But what about people who refuse to cross over the line and do not commit such acts?  Those people show moral courage; they have a sense of common humanity and also have empathy and compassion for the plight of others.  In his book, Dr. Bandura also emphasizes the power of humanization and highlights a story from WWI during which the Allied and German forces were in the trenches about to launch a campaign on Christmas Eve.  The soldiers decided to come together in a one-day truce. Exchanging rations and pictures of their families and children, the soldiers humanized themselves.  When the truce was over, they had a sense that their enemies were good people and were presented with a choice -- they chose to shoot over the trenches.


To hear more about Dr. Bandura’s theory, stream or download the full interview:


Learn more about Dr. Bandura's text, Moral Disengagement: How People Do Harm and Live With Themselves:

Next week I’ll cover the social psych chapter in Intro Psych. I’ve been thinking of some quick and easy ways to get students to do some deeper thinking around the social psych concepts covered in the textbook.


In all cases, I’ll use think/pair/share – ask students to take a minute to think and jot down a response, take a minute to share their response with a neighbor, and then ask for a few volunteers to share their responses with the class. If you use a classroom response system, like Socrative, ask volunteers to type in their responses. Do these as you go or at the end of class as a recap.


You see a person trip and fall down steps. If you have fallen prey to the fundamental attribution error, what would you say caused the person to trip?”


“You want to borrow $20 from a friend. If you were to use the foot-in-the-door technique, what would you ask your friend first?


“You want to borrow $20 from a different friend.
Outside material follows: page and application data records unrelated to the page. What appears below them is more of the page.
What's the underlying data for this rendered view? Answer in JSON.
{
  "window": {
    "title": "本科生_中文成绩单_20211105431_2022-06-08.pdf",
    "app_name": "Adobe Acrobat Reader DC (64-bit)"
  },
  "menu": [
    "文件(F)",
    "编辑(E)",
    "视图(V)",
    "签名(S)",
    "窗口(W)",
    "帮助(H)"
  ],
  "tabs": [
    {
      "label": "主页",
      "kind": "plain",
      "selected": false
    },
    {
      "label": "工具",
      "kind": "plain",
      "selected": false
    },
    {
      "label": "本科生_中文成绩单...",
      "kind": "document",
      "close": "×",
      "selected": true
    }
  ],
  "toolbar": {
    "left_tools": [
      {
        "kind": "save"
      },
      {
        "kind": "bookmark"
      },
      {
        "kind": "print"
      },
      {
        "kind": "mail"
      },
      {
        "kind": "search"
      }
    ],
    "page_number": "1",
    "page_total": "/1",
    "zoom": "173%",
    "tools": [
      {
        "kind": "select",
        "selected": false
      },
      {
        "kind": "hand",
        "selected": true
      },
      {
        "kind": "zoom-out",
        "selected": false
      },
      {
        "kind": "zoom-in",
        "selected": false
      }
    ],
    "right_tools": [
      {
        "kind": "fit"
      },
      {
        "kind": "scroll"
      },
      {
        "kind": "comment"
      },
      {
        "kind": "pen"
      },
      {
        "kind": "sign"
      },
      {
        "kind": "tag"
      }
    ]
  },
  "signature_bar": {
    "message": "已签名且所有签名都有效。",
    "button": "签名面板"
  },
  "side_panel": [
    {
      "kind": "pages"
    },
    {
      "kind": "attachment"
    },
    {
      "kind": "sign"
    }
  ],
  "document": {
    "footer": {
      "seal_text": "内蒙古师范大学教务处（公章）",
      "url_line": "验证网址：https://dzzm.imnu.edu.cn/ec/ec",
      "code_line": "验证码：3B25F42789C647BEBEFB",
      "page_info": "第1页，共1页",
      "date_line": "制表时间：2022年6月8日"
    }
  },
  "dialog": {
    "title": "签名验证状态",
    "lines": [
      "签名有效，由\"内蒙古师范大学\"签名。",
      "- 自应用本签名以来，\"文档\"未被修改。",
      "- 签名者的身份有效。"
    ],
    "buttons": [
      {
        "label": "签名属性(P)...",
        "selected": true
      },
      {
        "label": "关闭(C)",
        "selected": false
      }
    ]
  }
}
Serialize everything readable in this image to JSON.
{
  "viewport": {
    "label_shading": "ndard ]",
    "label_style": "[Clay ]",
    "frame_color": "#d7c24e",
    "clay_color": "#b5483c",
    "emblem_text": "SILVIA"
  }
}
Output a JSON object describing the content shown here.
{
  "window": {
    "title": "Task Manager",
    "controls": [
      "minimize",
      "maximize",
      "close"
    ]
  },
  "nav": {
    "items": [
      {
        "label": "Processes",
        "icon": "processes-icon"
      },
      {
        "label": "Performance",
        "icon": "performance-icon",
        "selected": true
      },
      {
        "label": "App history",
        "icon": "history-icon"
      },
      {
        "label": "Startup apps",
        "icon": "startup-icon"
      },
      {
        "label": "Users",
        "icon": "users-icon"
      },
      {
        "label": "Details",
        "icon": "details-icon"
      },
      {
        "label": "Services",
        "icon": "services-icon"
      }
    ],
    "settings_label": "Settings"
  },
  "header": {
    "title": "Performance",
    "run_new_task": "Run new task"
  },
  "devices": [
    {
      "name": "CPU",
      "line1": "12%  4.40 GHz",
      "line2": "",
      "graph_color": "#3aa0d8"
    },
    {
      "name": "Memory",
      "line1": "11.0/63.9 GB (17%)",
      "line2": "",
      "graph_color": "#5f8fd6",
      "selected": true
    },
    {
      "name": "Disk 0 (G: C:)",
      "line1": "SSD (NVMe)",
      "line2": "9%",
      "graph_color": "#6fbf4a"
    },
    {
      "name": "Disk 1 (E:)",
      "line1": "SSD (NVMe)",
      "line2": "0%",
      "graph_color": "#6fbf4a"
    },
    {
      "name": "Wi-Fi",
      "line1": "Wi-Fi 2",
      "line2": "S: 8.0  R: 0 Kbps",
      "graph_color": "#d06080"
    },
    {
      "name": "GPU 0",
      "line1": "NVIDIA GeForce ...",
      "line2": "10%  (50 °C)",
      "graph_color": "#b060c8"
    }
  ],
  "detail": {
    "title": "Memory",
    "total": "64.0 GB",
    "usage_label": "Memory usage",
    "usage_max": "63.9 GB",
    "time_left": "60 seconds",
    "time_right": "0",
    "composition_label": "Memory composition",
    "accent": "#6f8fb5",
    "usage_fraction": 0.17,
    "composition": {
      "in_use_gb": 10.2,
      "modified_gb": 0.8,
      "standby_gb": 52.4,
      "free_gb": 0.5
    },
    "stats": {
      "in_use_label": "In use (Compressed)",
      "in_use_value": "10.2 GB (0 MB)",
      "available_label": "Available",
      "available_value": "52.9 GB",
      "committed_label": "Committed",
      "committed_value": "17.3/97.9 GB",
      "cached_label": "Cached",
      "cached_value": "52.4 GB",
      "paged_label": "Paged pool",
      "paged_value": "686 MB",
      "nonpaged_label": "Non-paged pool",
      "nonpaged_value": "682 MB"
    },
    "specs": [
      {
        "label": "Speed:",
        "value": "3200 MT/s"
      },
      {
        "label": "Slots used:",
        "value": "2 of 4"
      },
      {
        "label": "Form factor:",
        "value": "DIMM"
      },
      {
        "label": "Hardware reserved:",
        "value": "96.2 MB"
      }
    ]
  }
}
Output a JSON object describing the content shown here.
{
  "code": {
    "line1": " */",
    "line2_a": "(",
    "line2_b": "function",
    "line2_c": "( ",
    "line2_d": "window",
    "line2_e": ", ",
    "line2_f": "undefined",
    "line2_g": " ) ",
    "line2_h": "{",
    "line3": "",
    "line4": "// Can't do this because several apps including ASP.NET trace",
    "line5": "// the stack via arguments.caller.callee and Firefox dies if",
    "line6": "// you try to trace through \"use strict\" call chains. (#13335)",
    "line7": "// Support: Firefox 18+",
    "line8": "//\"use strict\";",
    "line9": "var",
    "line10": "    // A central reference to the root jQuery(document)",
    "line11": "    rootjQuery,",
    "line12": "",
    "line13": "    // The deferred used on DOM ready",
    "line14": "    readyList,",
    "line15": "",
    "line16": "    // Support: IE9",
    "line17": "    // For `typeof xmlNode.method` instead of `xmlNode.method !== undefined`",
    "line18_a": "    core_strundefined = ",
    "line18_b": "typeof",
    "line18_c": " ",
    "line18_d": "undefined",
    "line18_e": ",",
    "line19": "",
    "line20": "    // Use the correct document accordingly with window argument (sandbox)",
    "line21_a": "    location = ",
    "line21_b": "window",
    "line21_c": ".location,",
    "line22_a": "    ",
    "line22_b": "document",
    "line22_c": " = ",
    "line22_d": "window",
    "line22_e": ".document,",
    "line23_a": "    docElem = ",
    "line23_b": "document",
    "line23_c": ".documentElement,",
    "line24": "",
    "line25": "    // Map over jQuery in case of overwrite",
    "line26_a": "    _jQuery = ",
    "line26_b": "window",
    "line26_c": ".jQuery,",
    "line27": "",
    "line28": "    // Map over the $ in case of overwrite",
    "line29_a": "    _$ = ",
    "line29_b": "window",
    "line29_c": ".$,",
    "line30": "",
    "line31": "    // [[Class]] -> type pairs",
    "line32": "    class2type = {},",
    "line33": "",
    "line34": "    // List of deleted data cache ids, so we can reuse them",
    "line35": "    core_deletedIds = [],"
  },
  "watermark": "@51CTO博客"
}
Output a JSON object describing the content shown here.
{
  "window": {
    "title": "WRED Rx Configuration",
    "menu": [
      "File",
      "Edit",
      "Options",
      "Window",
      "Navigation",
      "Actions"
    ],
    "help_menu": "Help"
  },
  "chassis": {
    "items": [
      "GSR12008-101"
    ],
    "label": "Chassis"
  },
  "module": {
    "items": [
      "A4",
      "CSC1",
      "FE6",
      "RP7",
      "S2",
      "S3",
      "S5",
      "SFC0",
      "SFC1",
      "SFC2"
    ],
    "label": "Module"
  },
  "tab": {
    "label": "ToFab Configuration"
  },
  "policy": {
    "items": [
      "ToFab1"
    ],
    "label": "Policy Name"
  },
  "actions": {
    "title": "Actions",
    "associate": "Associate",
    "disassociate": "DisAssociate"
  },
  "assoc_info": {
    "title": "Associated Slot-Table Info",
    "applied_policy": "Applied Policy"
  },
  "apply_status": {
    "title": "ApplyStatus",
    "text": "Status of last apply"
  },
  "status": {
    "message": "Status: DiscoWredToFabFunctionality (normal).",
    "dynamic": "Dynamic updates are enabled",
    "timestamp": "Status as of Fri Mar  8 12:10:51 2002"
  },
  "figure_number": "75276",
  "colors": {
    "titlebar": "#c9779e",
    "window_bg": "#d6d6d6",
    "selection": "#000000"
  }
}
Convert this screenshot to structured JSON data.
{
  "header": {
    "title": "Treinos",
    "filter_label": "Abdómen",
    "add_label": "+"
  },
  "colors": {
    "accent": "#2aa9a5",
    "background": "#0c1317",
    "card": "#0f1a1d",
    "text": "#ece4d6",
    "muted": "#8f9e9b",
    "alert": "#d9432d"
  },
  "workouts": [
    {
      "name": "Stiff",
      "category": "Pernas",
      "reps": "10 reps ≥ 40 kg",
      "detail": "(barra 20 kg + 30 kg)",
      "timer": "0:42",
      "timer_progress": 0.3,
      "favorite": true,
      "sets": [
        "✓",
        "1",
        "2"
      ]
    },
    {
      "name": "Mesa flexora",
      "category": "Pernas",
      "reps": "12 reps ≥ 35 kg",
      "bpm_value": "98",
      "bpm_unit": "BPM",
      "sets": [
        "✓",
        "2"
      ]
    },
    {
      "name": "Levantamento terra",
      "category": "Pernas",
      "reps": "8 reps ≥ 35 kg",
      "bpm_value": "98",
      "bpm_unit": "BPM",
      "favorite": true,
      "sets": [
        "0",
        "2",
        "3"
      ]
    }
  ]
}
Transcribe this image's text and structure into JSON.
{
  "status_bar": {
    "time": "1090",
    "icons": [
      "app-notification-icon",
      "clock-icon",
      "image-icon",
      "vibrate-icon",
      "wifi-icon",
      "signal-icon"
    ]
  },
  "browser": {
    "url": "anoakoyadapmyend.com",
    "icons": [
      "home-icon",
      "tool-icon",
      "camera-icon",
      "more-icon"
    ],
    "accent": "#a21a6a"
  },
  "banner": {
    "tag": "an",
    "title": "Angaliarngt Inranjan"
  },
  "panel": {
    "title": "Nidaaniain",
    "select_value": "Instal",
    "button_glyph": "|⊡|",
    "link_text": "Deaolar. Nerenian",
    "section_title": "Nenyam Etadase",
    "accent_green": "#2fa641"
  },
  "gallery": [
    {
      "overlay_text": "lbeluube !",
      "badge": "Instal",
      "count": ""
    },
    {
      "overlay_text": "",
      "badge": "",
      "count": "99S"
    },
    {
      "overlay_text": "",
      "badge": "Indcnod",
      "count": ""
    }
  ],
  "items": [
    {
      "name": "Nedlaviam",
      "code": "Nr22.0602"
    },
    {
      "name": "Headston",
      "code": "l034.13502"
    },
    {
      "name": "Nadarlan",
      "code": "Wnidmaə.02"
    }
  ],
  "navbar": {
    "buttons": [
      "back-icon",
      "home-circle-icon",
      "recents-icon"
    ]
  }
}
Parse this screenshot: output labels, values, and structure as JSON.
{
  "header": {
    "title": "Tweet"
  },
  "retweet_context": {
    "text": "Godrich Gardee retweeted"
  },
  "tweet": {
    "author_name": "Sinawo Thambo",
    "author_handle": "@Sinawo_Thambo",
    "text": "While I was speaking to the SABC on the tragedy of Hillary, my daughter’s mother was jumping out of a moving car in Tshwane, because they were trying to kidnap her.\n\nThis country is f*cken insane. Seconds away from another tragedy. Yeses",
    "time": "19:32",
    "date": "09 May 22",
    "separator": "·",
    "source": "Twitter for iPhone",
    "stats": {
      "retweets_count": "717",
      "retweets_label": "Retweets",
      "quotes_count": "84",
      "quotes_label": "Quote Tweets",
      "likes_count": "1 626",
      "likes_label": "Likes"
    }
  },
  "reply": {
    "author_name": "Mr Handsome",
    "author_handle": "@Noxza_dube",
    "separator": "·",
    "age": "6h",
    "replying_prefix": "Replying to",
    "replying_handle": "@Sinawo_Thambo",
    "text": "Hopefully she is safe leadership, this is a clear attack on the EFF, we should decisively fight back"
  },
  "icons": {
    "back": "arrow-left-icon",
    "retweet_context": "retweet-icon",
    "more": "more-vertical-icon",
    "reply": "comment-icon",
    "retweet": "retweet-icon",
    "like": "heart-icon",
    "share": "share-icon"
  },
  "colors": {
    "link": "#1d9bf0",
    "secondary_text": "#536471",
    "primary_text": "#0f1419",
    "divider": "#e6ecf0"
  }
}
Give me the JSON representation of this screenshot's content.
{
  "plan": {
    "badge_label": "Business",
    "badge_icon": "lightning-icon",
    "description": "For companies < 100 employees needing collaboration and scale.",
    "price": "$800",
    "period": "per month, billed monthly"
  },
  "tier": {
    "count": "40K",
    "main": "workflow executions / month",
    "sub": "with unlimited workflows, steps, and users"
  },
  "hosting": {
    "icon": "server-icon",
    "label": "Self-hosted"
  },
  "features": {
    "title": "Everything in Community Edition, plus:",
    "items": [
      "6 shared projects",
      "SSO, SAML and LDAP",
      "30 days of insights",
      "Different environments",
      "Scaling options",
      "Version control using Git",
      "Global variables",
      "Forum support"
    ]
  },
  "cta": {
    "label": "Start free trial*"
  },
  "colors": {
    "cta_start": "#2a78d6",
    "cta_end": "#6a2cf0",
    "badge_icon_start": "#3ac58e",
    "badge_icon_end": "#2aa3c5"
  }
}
If you were to use the door-in-the-face technique, what would you ask your friend first?


“You are working on a group project. The group leader is fostering groupthink. What is the group leader saying?”


“You are the leader for a group project. You want to avoid groupthink. What are you saying?”


“You are at a local sporting event. The fans of the local team are exhibiting ingroup bias. What are they doing or saying?”


“You are standing on a street corner with dozens of other people as you watch two cars crash into each other. You notice that you and your fellow witnesses are in the midst of experiencing the bystander effect. What are you thinking in that moment that keeps you from helping?”


“You are in a car accident. A crowd has gathering on the sidewalk, but the bystander effect has them frozen. What can you do or say to increase the likelihood of someone helping?”